An ounce of image is worth a pound of performance, goes the saying, and although it's not particularly smart to judge a game by publicity shots alone, Cuphead is a visual triumph which demands attention.
It's a 2D shooter resplendent with hand-drawn animations and wonderful touches that give it a faux CRT telecine vibe. The slightly washed out watercolour backgrounds, the decidedly lo-fi monitor scan lines, the jazz music, the inkblot cartoon style and the rubberiest of rubber hose animations - all these techniques come together to create what appears to be an interactive cartoon from the 1930s golden age.
Take a look through the slideshow below to get a better feel for Cuphead's distinct look.

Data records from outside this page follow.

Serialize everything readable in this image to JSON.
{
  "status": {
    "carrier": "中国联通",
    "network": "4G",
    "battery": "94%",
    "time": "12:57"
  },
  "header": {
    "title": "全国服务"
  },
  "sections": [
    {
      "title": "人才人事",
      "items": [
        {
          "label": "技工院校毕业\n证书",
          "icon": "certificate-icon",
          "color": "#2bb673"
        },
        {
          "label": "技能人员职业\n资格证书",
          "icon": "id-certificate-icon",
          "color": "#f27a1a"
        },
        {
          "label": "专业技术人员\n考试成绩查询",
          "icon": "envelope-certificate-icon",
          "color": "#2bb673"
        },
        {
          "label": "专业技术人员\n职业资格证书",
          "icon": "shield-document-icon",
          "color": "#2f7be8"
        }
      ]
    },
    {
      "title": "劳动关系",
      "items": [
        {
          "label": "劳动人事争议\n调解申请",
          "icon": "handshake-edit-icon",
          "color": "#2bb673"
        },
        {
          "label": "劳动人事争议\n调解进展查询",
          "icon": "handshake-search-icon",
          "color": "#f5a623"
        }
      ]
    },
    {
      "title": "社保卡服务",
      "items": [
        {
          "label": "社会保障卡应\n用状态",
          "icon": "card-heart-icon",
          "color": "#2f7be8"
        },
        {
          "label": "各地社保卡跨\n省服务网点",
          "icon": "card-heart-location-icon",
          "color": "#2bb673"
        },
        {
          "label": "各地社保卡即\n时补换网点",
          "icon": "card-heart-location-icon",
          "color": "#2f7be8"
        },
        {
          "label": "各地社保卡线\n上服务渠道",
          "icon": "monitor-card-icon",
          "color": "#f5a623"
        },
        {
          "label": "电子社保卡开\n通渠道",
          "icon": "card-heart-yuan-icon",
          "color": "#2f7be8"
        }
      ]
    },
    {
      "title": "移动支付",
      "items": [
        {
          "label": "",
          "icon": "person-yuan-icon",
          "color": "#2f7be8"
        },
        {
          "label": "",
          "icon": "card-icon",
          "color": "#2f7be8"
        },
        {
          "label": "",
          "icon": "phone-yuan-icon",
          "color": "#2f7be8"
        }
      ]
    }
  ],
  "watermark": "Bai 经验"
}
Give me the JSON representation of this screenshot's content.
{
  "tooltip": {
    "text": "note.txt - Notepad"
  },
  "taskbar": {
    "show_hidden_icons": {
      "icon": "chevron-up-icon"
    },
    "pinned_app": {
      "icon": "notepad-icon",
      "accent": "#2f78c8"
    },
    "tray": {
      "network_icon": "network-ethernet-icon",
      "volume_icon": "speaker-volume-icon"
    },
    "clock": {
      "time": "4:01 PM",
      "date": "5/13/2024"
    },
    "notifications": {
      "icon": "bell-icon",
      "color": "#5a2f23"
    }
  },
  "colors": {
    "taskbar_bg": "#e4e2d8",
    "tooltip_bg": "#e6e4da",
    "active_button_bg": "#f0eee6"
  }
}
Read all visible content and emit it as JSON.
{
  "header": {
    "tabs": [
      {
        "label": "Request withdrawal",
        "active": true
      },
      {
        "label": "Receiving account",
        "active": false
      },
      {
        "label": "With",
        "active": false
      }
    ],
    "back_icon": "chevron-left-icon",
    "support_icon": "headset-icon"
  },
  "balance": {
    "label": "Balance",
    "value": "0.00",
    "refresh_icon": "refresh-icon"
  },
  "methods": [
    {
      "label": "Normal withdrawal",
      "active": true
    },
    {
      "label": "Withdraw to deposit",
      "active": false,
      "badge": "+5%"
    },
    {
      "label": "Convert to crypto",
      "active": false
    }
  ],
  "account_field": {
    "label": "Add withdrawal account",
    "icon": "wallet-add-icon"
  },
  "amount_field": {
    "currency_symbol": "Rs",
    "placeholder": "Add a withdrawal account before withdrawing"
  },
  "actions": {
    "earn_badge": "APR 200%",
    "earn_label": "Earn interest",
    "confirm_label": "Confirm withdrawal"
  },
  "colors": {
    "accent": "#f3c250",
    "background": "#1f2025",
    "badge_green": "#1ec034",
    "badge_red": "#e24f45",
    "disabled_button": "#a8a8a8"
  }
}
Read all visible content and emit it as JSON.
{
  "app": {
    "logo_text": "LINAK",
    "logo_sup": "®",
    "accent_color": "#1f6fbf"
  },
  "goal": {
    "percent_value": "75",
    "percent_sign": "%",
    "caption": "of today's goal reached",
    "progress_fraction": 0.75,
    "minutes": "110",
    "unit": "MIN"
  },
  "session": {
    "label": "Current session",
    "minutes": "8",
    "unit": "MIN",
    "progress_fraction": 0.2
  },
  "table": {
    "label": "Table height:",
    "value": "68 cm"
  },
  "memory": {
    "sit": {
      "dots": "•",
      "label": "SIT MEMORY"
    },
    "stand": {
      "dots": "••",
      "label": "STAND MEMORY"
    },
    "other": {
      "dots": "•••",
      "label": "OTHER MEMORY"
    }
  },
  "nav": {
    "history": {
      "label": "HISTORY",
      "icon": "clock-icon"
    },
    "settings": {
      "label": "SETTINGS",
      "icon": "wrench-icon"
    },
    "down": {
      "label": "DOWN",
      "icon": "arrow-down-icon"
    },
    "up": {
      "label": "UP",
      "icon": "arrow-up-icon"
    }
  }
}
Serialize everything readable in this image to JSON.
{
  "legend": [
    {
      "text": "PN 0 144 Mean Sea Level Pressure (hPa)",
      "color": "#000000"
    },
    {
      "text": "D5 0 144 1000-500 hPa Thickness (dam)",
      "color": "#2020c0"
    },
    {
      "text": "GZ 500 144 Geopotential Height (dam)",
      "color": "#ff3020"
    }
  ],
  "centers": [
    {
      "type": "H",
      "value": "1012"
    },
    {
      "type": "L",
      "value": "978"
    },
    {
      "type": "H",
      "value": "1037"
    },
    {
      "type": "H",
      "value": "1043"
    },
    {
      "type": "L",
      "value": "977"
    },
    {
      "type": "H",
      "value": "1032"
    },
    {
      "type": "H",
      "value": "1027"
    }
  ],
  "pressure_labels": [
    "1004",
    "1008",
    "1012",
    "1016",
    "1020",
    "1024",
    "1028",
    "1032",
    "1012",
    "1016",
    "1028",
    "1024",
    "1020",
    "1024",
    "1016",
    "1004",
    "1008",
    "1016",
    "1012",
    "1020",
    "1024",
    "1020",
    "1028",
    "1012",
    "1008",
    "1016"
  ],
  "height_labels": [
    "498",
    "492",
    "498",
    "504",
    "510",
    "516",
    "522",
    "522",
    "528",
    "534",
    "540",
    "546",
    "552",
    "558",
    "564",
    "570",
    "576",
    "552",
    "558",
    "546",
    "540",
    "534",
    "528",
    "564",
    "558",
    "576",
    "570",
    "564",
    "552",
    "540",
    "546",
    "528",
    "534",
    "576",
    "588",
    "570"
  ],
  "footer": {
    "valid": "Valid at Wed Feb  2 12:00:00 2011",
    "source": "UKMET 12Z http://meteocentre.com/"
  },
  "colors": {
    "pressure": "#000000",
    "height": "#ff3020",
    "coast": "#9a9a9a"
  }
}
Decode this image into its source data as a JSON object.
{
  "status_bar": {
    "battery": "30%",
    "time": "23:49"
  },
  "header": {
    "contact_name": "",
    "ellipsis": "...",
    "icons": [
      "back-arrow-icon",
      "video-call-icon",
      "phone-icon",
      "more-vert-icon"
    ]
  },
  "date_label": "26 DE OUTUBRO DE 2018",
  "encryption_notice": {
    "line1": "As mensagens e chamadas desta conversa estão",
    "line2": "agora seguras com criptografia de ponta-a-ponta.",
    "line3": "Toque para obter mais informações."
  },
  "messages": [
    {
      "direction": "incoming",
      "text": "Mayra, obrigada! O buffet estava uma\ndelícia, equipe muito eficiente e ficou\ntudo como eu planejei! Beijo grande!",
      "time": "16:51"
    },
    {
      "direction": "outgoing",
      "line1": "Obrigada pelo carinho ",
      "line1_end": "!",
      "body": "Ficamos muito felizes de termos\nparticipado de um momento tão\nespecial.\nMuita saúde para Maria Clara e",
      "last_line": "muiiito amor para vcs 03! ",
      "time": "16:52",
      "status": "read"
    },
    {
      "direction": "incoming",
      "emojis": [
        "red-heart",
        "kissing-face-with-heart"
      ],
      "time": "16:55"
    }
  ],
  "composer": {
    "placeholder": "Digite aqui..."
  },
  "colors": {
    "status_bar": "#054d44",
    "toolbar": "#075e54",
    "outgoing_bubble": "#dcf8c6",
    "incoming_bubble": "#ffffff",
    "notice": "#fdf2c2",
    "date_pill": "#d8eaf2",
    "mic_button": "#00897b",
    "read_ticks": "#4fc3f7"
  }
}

The game has been in development since 2010, originally designed using the XNA framework but now developed through the Unity Engine. Currently it's in development for PC and Xbox One, though its creators are open-minded about releasing it on other platforms.
Cuphead broke onto the scene last month during Microsoft's E3 press conference, wowing onlookers with a fleeting thirty-second trailer.
The game is being developed by Studio MDHR, a small five-man team founded by brothers Chad and Jared Moldenhauer, who reside in different Canadian provinces and time zones.
The team has published two other Cuphead snippet videos, both of which only make the prospect of playing it even more tantalising:
Though the project is now in its fourth year, the game is not expected to ship until 2015. Studio MDHR recently told Kill Screen that art assets are roughly forty per cent complete.
There's also talk of Cuphead being a trilogy - or at least a package that comes with a couple of expansions.
Influences for the game design itself are predominantly 16-Bit. Studio MDHR cites boss battles from shooters such as Gunstar Heroes, Contra III, Contra Hard Corps, Batman & Robin, Mega Man X and Hard Corps Uprising. Miyamoto is also a frequent source of inspiration on the team's website.
Cuphead also is more a boss-rush style shooter than a traditional run and gunner. There are no grunts or foot-soldiers to blast through, which on a purely speculative level is a real shame, and it will no doubt be tough to nail the flow and limit the fatigue that comes with a succession of boss fights.
There is a playable world map (think Super Mario World) with hidden secrets, but Cuphead's principal offering is boss battles, which MDHR appear to be obsessed with.
The studio writes on its website:
"When developing Cuphead we started with the basics - who knows this better than Shigeru Miyamoto. He set the standard for all 2D and 3D platformers and they are still a great formula for gameplay perfection. Knowing this, we've spent a lot of time fine tuning small details like hitboxes, screen movement, player control, weapon balancing, and a ton of small details that may go unnoticed by some."
Additional features that aim to prolong the experience include super arts, infinite lives, additional boss patterns and balanced weapons to equip.
The game will also feature offline co-op, starring its sidekick Mugman.
"We plan to release 10-15 bosses per episode and end up with over 30 bosses," the studio says.